 $\frac{\partial z}{\partial x_{j}}=\sum_{i=1}^{n}\frac{\partial z}{\partial y_{% i}}\frac{\partial y_{i}}{\partial x_{j}},\qquad j=1,\ldots m.$

The most general, and conceptually clear approach to the multi-variable chain is based on the notion of a differentiable mapping, with the Jacobian matrix of partial derivatives playing the role of generalized derivative. Let, $X\subset\mathbb{R}^{m}$ and $Y\subset\mathbb{R}^{n}$ be open domains and let

 $\mathbf{F}:Y\rightarrow\mathbb{R}^{l},\qquad\mathbf{G}:X\rightarrow Y$

be differentiable mappings. In essence, the symbol $\mathbf{F}$ represents $l$ functions of $n$ variables each:

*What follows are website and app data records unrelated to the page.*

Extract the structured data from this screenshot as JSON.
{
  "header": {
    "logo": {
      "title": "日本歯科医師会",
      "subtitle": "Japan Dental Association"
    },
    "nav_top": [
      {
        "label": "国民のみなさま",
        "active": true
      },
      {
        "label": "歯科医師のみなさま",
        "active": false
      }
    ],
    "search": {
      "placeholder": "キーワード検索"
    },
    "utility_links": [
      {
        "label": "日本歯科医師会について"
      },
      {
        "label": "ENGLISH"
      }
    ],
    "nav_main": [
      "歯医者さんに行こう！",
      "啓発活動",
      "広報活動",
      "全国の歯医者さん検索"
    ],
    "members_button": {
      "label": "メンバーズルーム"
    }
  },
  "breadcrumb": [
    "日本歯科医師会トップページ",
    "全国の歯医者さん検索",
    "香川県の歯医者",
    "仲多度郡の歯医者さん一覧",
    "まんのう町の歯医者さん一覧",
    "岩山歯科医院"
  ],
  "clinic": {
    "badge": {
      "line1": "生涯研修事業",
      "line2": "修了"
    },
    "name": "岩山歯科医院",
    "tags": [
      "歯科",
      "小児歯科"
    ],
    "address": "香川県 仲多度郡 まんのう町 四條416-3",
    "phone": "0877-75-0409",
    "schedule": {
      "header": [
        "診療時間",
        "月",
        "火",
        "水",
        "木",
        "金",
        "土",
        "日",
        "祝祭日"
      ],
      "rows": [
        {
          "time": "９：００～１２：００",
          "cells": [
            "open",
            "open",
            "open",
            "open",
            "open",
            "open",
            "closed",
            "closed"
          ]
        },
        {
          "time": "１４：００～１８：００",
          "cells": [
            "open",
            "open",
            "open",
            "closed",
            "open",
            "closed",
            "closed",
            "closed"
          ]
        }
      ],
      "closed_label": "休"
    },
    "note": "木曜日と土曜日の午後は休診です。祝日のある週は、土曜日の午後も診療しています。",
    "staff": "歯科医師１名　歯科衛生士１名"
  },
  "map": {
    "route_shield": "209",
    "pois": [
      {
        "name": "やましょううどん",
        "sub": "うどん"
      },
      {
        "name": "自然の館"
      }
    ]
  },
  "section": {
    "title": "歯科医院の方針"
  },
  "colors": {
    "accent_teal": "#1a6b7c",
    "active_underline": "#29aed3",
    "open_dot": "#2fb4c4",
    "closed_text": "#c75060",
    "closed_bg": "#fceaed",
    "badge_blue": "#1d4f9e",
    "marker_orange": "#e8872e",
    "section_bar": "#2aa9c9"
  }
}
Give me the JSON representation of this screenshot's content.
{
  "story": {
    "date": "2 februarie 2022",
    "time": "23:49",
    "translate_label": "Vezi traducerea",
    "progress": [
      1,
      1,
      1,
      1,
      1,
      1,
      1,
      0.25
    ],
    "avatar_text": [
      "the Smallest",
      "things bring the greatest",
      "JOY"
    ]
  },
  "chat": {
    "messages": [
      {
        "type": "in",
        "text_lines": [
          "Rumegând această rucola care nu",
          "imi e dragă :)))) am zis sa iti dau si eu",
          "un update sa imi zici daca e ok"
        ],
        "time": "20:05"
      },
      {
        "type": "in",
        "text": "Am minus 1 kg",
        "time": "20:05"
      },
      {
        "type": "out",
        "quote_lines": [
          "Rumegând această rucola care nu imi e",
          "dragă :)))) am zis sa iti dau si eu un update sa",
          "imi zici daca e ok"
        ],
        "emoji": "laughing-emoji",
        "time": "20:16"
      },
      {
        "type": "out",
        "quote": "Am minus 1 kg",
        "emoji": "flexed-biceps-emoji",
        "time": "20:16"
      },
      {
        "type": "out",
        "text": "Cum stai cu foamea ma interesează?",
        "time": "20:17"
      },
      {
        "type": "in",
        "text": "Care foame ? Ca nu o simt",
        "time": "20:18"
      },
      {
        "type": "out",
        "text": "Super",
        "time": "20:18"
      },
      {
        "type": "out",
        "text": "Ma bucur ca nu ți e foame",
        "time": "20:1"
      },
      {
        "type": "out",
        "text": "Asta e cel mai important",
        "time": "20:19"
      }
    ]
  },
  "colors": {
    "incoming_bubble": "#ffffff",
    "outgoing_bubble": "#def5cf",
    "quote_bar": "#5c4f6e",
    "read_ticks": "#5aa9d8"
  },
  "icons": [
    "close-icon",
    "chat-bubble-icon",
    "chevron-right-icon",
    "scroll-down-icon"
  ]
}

 $\mathbf{F}=(F_{1},\ldots,F_{l}),\qquad F_{i}=F_{i}(x_{1},\ldots,x_{n}),$

whereas $\mathbf{G}=(G_{1},\ldots,G_{n})$ represents $n$ functions of $m$ variables each. The derivative of such mappings is no longer a function, but rather a matrix of partial derivatives, customarily called the Jacobian matrix. Thus

 $D\mathbf{F}=\begin{pmatrix}D_{1}F_{1}&\ldots&D_{n}F_{1}\\ \vdots&\ddots&\vdots\\ D_{1}F_{l}&\ldots&D_{n}F_{l}\end{pmatrix}\qquad D\mathbf{G}=\begin{pmatrix}D_{% 1}G_{1}&\ldots&D_{m}G_{1}\\ \vdots&\ddots&\vdots\\ D_{1}G_{n}&\ldots&D_{m}G_{n}\end{pmatrix}$

The chain rule now takes the same form as it did for functions of one variable:

 $D(\mathbf{F}\circ\mathbf{G})=((D\mathbf{F})\circ\mathbf{G})\,(D\mathbf{G}),$

albeit with matrix multiplication  taking the place of ordinary multiplication.

This form of the chain rule also generalizes quite nicely to the even more general setting where one is interested in describing the derivative of a composition of mappings between manifolds  .

Title chain rule (several variables) ChainRuleseveralVariables 2013-03-22 12:33:10 2013-03-22 12:33:10 rmilson (146) rmilson (146) 10 rmilson (146) Theorem msc 26B12 ChainRule Jacobian  JacobianMatrix